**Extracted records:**
:::

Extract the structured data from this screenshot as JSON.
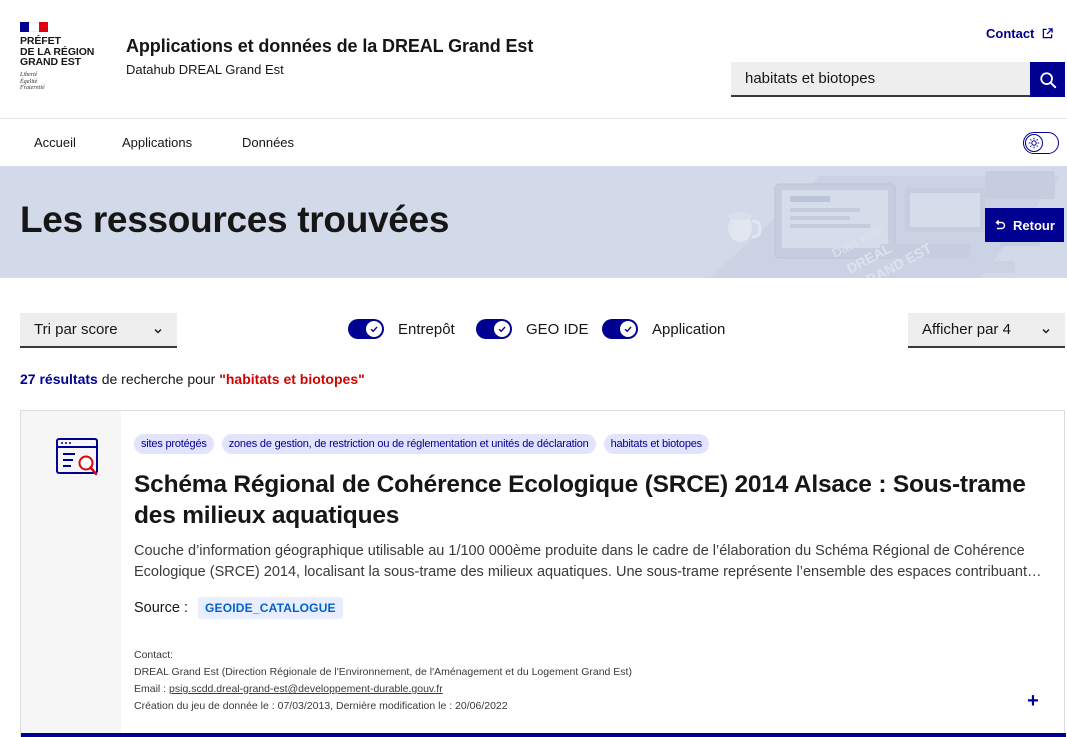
{
  "header": {
    "bloc_lines": [
      "PRÉFET",
      "DE LA RÉGION",
      "GRAND EST"
    ],
    "devise": [
      "Liberté",
      "Égalité",
      "Fraternité"
    ],
    "title": "Applications et données de la DREAL Grand Est",
    "subtitle": "Datahub DREAL Grand Est",
    "contact_label": "Contact",
    "search_value": "habitats et biotopes"
  },
  "nav": {
    "items": [
      "Accueil",
      "Applications",
      "Données"
    ]
  },
  "banner": {
    "title": "Les ressources trouvées",
    "back_label": "Retour"
  },
  "controls": {
    "sort_label": "Tri par score",
    "per_page_label": "Afficher par 4",
    "filters": [
      "Entrepôt",
      "GEO IDE",
      "Application"
    ]
  },
  "results": {
    "count": "27 résultats",
    "text": " de recherche pour ",
    "query": "\"habitats et biotopes\""
  },
  "card": {
    "tags": [
      "sites protégés",
      "zones de gestion, de restriction ou de réglementation et unités de déclaration",
      "habitats et biotopes"
    ],
    "title": "Schéma Régional de Cohérence Ecologique (SRCE) 2014 Alsace : Sous-trame des milieux aquatiques",
    "description": "Couche d’information géographique utilisable au 1/100 000ème produite dans le cadre de l’élaboration du Schéma Régional de Cohérence Ecologique (SRCE) 2014, localisant la sous-trame des milieux aquatiques. Une sous-trame représente l’ensemble des espaces contribuant à la formation des continuités écologiques.",
    "source_label": "Source :",
    "source_value": "GEOIDE_CATALOGUE",
    "contact_label": "Contact:",
    "contact_org": "DREAL Grand Est (Direction Régionale de l'Environnement, de l'Aménagement et du Logement Grand Est)",
    "email_label": "Email : ",
    "email": "psig.scdd.dreal-grand-est@developpement-durable.gouv.fr",
    "dates": "Création du jeu de donnée le : 07/03/2013, Dernière modification le : 20/06/2022",
    "expand_symbol": "+"
  },
  "colors": {
    "primary_blue": "#000091",
    "marianne_red": "#e1000f",
    "banner_bg": "#d2d9e8",
    "tag_bg": "#e3e3fd",
    "query_red": "#ce0500"
  }
}
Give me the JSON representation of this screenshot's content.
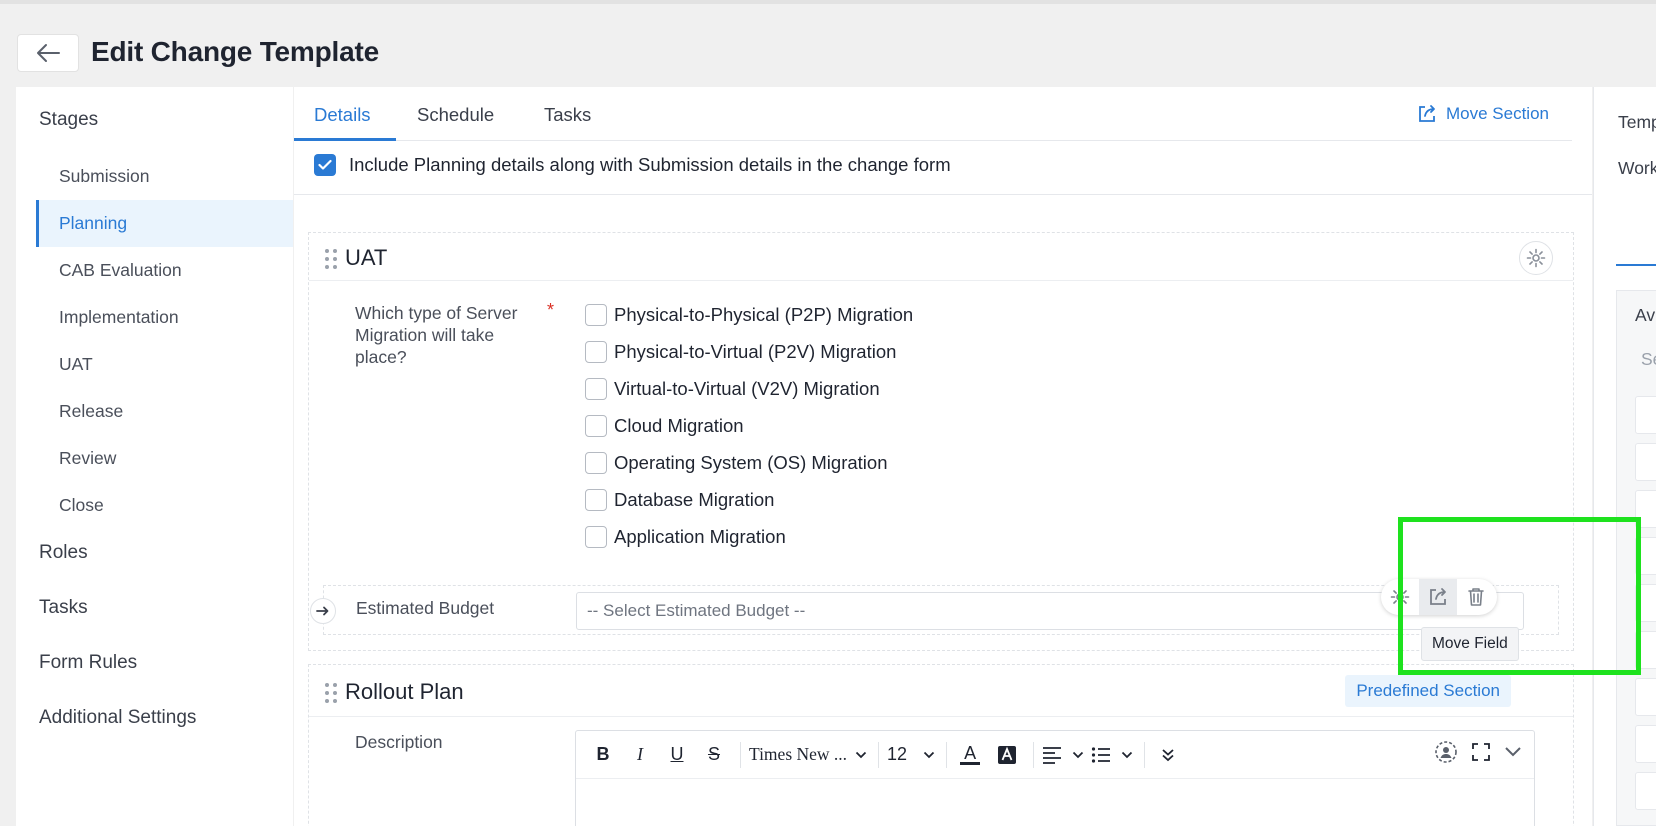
{
  "header": {
    "back_label": "Back",
    "title": "Edit Change Template"
  },
  "sidebar": {
    "stages_heading": "Stages",
    "stages": [
      {
        "label": "Submission",
        "active": false
      },
      {
        "label": "Planning",
        "active": true
      },
      {
        "label": "CAB Evaluation",
        "active": false
      },
      {
        "label": "Implementation",
        "active": false
      },
      {
        "label": "UAT",
        "active": false
      },
      {
        "label": "Release",
        "active": false
      },
      {
        "label": "Review",
        "active": false
      },
      {
        "label": "Close",
        "active": false
      }
    ],
    "sections": [
      "Roles",
      "Tasks",
      "Form Rules",
      "Additional Settings"
    ]
  },
  "tabs": {
    "items": [
      "Details",
      "Schedule",
      "Tasks"
    ],
    "active": "Details",
    "move_section_label": "Move Section"
  },
  "include_planning": {
    "checked": true,
    "label": "Include Planning details along with Submission details in the change form"
  },
  "uat_section": {
    "title": "UAT",
    "question": {
      "label": "Which type of Server Migration will take place?",
      "required_mark": "*",
      "options": [
        "Physical-to-Physical (P2P) Migration",
        "Physical-to-Virtual (P2V) Migration",
        "Virtual-to-Virtual (V2V) Migration",
        "Cloud Migration",
        "Operating System (OS) Migration",
        "Database Migration",
        "Application Migration"
      ]
    },
    "budget": {
      "label": "Estimated Budget",
      "placeholder": "-- Select Estimated Budget --"
    },
    "field_actions": {
      "tooltip": "Move Field"
    }
  },
  "rollout_section": {
    "title": "Rollout Plan",
    "badge": "Predefined Section",
    "description_label": "Description",
    "editor": {
      "bold": "B",
      "italic": "I",
      "underline": "U",
      "strike": "S",
      "font_family": "Times New ...",
      "font_size": "12",
      "font_color": "A"
    }
  },
  "right_panel": {
    "line1": "Temp",
    "line2": "Work",
    "box_line1": "Av",
    "box_line2": "Se"
  },
  "colors": {
    "accent": "#2a7ad4",
    "highlight": "#1ee21e",
    "required": "#d93025"
  }
}
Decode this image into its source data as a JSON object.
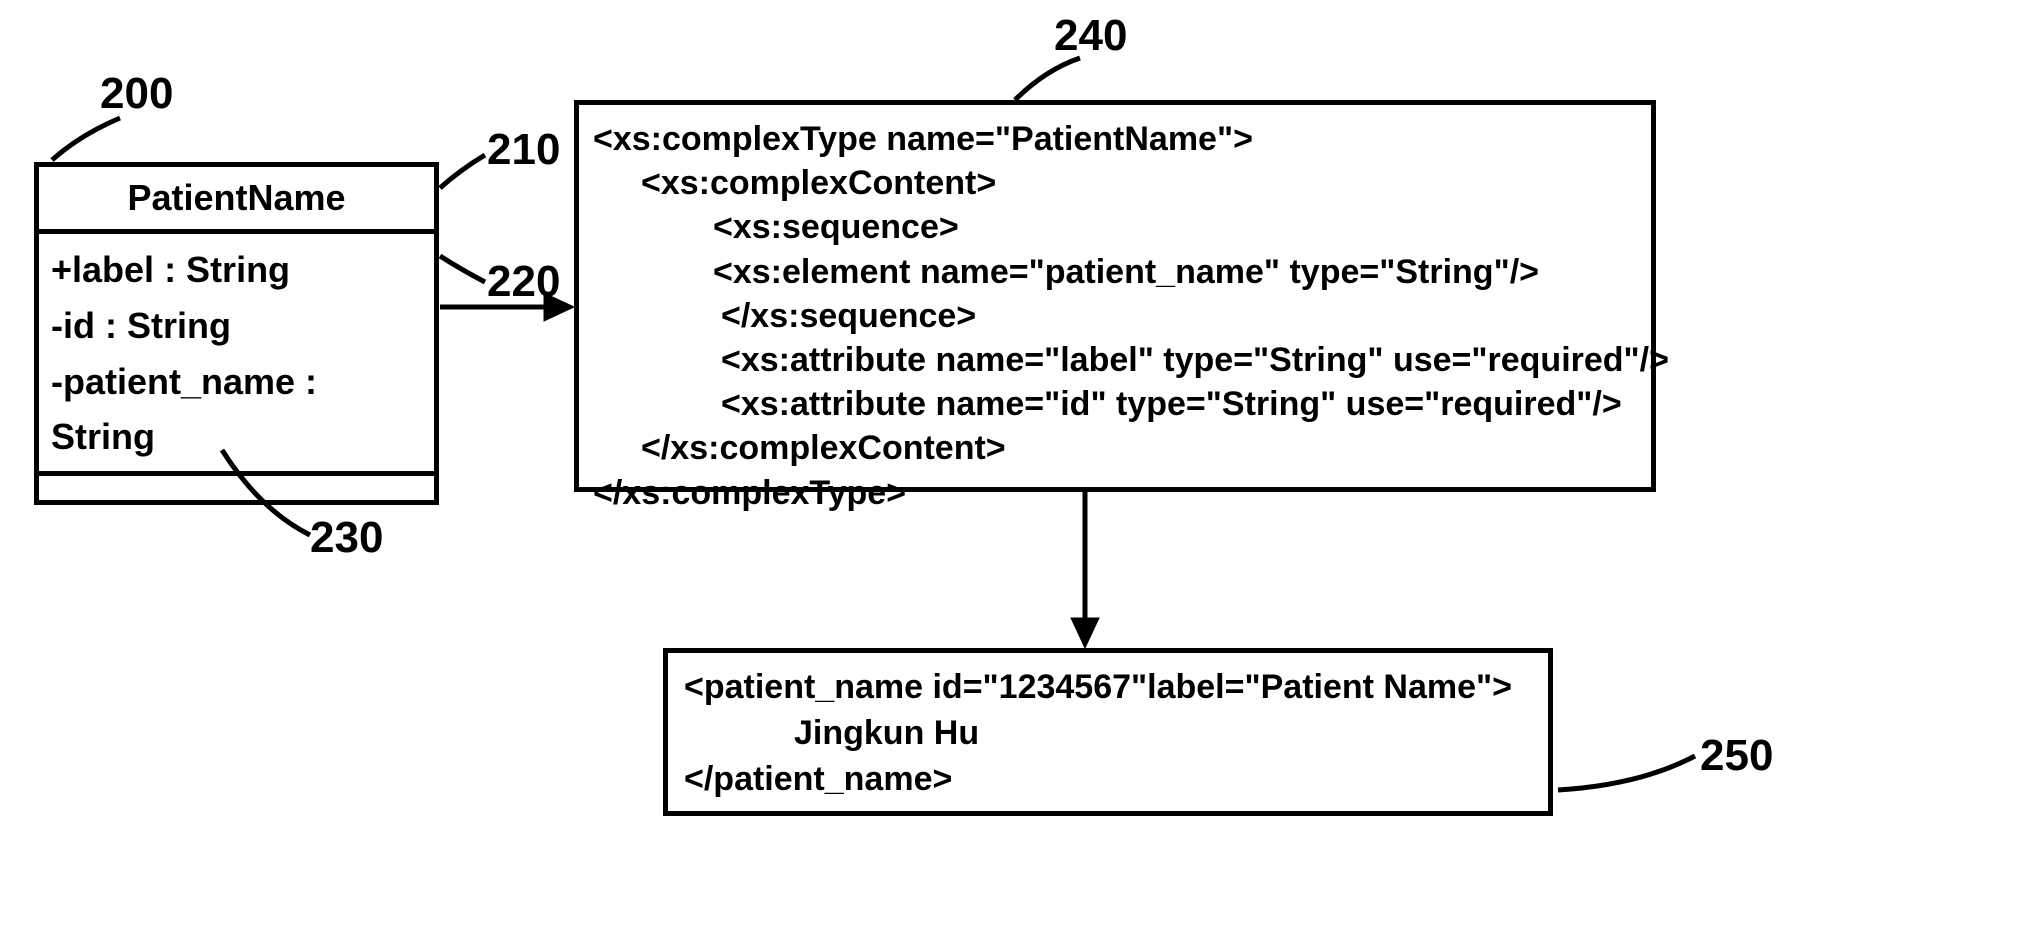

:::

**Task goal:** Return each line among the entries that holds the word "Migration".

**Expected output:**
      "label": "Which type of Server Migration will take place?",
        "Physical-to-Physical (P2P) Migration",
        "Physical-to-Virtual (P2V) Migration",
        "Virtual-to-Virtual (V2V) Migration",
        "Cloud Migration",
        "Operating System (OS) Migration",
        "Database Migration",
        "Application Migration"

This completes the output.